avatar for Julia Sybalsky

Julia Sybalsky

Senior Associate Conservator, American Museum of Natural History
Julia received her MA with an Advanced Certificate in Conservation from The Conservation Center, Institute of Fine Arts, New York University. At the AMNH, Julia was an important contributor in the recent projects concerning dioramas in the Hall of Biodiversity, the Hall of North American... Read More →

avatar for Lisa Elkin-[PA]

Lisa Elkin-[PA]

Chief Registrar and Director of Conservation, American Museum of Natural History
Lisa received her MA in art conservation from the Buffalo State College and since 1994 has been working as a conservator at the AMNH, first as assistant and associate conservator in the Anthropology Department, and since 2001 as Director of Conservation for the natural science collections... Read More →
avatar for Mike Freshour

Mike Freshour

Custodial Manager, American Museum of Natural History
Michael has been in Custodial operations since 1989. He started working in contract service managing environmental service departments in hospitals.

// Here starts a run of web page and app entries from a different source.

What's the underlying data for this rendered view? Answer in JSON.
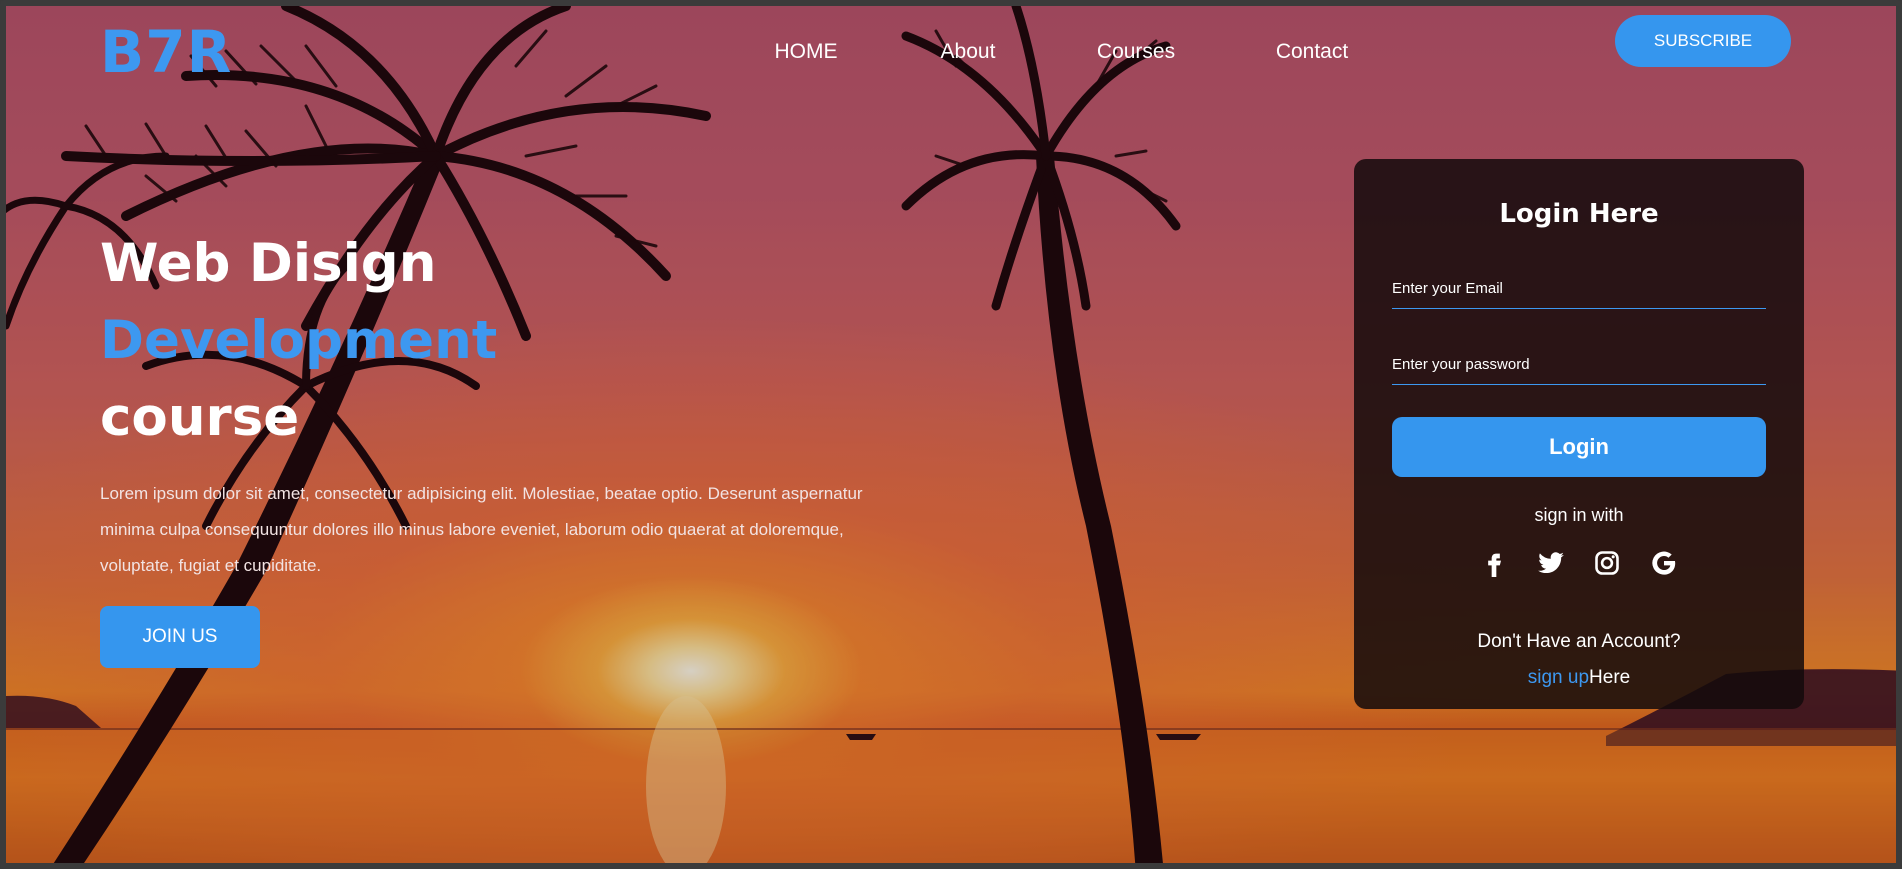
{
  "brand": {
    "logo": "B7R"
  },
  "nav": {
    "items": [
      {
        "label": "HOME"
      },
      {
        "label": "About"
      },
      {
        "label": "Courses"
      },
      {
        "label": "Contact"
      }
    ],
    "subscribe_label": "SUBSCRIBE"
  },
  "hero": {
    "title_line1": "Web Disign",
    "title_line2": "Development",
    "title_line3": "course",
    "description": "Lorem ipsum dolor sit amet, consectetur adipisicing elit. Molestiae, beatae optio. Deserunt aspernatur minima culpa consequuntur dolores illo minus labore eveniet, laborum odio quaerat at doloremque, voluptate, fugiat et cupiditate.",
    "join_label": "JOIN US"
  },
  "login": {
    "title": "Login Here",
    "email_placeholder": "Enter your Email",
    "password_placeholder": "Enter your password",
    "button_label": "Login",
    "sign_in_with": "sign in with",
    "social_icons": [
      "facebook-icon",
      "twitter-icon",
      "instagram-icon",
      "google-icon"
    ],
    "no_account": "Don't Have an Account?",
    "signup_link": "sign up",
    "signup_suffix": "Here"
  },
  "colors": {
    "accent": "#3596ee",
    "card_bg": "#140a0c"
  }
}
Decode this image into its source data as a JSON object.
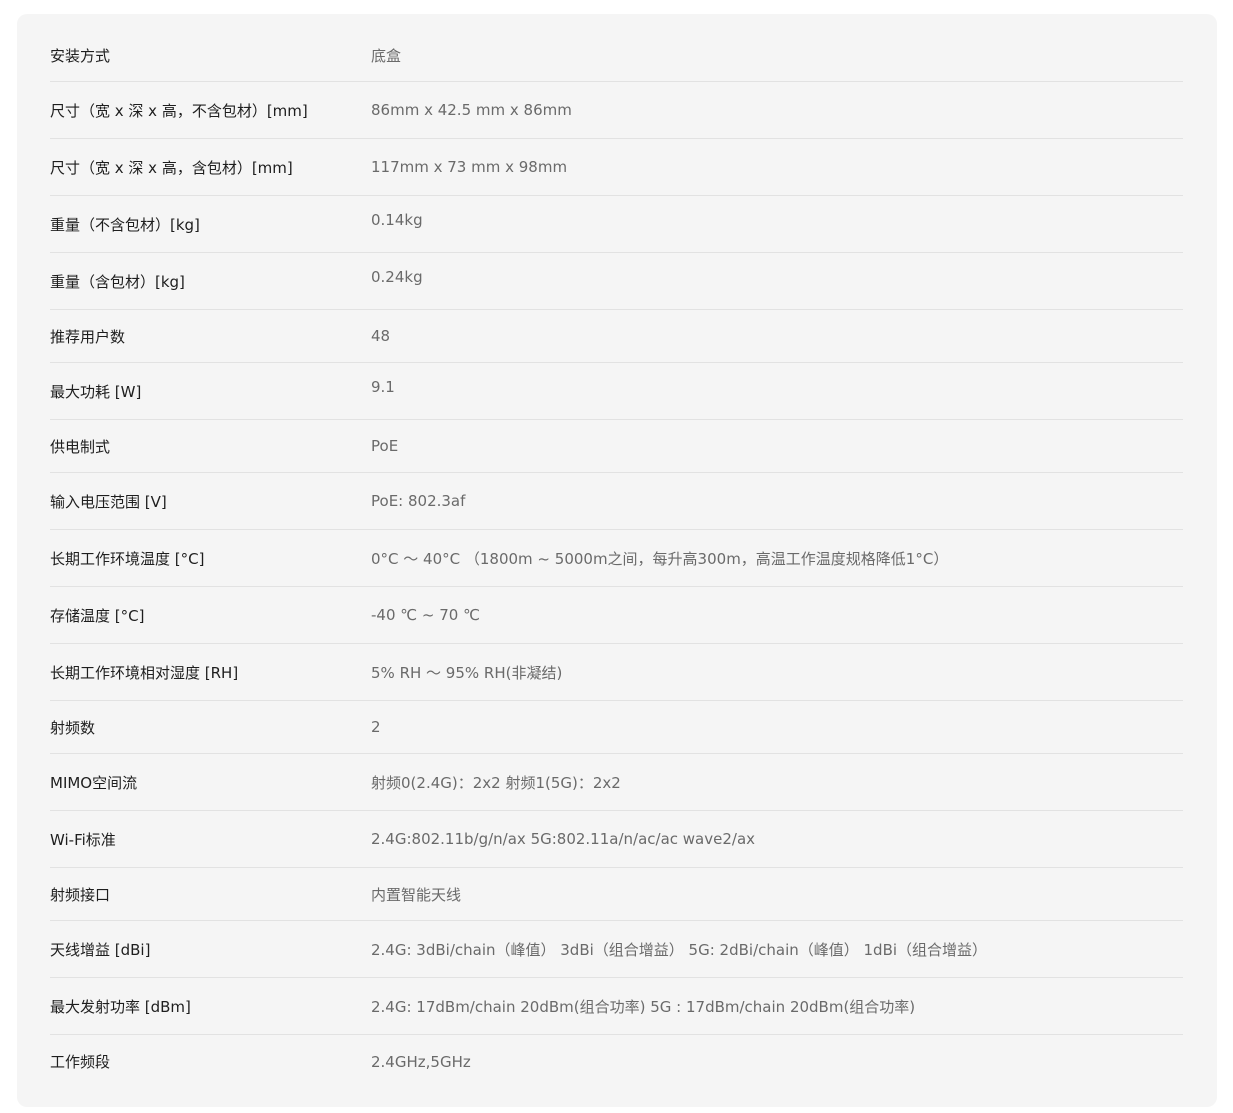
{
  "specs": [
    {
      "label": "安装方式",
      "value": "底盒"
    },
    {
      "label": "尺寸（宽 x 深 x 高，不含包材）[mm]",
      "value": "86mm x 42.5 mm x 86mm"
    },
    {
      "label": "尺寸（宽 x 深 x 高，含包材）[mm]",
      "value": "117mm x 73 mm x 98mm"
    },
    {
      "label": "重量（不含包材）[kg]",
      "value": "0.14kg"
    },
    {
      "label": "重量（含包材）[kg]",
      "value": "0.24kg"
    },
    {
      "label": "推荐用户数",
      "value": "48"
    },
    {
      "label": "最大功耗 [W]",
      "value": "9.1"
    },
    {
      "label": "供电制式",
      "value": "PoE"
    },
    {
      "label": "输入电压范围 [V]",
      "value": "PoE: 802.3af"
    },
    {
      "label": "长期工作环境温度 [°C]",
      "value": "0°C ～ 40°C （1800m ~ 5000m之间，每升高300m，高温工作温度规格降低1°C）"
    },
    {
      "label": "存储温度 [°C]",
      "value": "-40 ℃ ~  70 ℃"
    },
    {
      "label": "长期工作环境相对湿度 [RH]",
      "value": "5% RH  ～ 95% RH(非凝结)"
    },
    {
      "label": "射频数",
      "value": "2"
    },
    {
      "label": "MIMO空间流",
      "value": "射频0(2.4G)：2x2 射频1(5G)：2x2"
    },
    {
      "label": "Wi-Fi标准",
      "value": "2.4G:802.11b/g/n/ax 5G:802.11a/n/ac/ac wave2/ax"
    },
    {
      "label": "射频接口",
      "value": "内置智能天线"
    },
    {
      "label": "天线增益 [dBi]",
      "value": "2.4G: 3dBi/chain（峰值） 3dBi（组合增益） 5G: 2dBi/chain（峰值） 1dBi（组合增益）"
    },
    {
      "label": "最大发射功率 [dBm]",
      "value": "2.4G: 17dBm/chain 20dBm(组合功率) 5G : 17dBm/chain 20dBm(组合功率)"
    },
    {
      "label": "工作频段",
      "value": "2.4GHz,5GHz"
    }
  ]
}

He came to AMNH in 2004. During his time at the museum, Michael has collaborated with the conservation department to focus on the protection... Read More →
avatar for Robert Corrigan

Robert Corrigan

Urban Rodentologist/Scientist/Program Designer, RMC Pest Management Consulting
Bobby Corrigan, Ph.D., has been a consulting urban rodentologist for over 25 years. He specializes in rodent IPM designs and Bobby Corrigan, Ph.D., has been a consulting urban rodentologist for over 25 years. He specializes in rodent IPM designs and rodent -borne disease prevention... Read More →

Robert Hanson

Exterminator, American Museum of Natural History
Bob Hanson has 20 years of field experience dealing with museum pest related issues and two years’ experience working with remote monitoring systems. Prior to that he held various management positions in manufacturing over 30 years.

Wednesday May 15, 2019 2:00pm - 2:30pm EDT
Salon A2-A3, Uncas Ballroom Sky Convention Center, Mohegan Sun
  Specialty Session, Collection Care
  • Track Collection Care
  • Ticketed Included in Main Registration
  • Authors in Publication Order Julia Sybalsky, Robert Hanson, Lisa Elkin, Michael Freshour, Robert Corrigan
  • Abstract ID 19182
  • Tags pest management,rodent monitoring,rodent trapping